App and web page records
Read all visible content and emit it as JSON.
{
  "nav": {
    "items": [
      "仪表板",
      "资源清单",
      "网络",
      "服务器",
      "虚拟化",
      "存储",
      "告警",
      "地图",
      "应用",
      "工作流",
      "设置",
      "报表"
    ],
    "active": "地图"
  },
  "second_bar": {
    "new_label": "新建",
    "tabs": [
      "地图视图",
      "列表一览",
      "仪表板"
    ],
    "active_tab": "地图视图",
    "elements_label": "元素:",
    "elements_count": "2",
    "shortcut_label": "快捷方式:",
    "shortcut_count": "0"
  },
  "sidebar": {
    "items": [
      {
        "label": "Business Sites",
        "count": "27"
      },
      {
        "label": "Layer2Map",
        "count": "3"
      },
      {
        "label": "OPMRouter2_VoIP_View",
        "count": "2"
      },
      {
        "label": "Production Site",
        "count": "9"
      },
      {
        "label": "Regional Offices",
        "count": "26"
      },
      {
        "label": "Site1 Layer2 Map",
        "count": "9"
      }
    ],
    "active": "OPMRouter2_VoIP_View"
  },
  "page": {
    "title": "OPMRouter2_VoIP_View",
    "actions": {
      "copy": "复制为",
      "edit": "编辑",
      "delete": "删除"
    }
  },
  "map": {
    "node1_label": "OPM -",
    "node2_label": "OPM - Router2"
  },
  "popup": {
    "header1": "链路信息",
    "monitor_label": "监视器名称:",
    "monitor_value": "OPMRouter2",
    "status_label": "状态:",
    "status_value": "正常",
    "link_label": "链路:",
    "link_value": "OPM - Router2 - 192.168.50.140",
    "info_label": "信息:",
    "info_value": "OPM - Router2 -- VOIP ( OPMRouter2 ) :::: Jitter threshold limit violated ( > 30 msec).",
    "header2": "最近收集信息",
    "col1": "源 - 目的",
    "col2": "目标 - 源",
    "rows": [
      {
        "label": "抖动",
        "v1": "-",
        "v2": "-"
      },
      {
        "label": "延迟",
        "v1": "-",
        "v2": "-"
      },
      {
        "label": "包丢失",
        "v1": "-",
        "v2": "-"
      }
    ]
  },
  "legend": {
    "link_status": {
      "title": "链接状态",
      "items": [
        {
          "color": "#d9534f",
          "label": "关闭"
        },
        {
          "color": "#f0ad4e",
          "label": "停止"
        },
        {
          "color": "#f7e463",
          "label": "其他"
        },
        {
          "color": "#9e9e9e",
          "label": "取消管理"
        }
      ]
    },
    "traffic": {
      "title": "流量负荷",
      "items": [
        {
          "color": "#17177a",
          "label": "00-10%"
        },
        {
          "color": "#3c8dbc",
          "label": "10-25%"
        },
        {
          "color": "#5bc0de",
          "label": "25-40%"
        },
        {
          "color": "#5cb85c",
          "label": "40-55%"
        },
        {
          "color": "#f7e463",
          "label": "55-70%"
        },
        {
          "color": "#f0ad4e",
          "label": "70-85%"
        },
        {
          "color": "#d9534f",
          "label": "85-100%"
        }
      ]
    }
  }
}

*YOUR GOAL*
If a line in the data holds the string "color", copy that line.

*RESULT*
          "color": "#d9534f",
          "color": "#f0ad4e",
          "color": "#f7e463",
          "color": "#9e9e9e",
          "color": "#17177a",
          "color": "#3c8dbc",
          "color": "#5bc0de",
          "color": "#5cb85c",
          "color": "#f7e463",
          "color": "#f0ad4e",
          "color": "#d9534f",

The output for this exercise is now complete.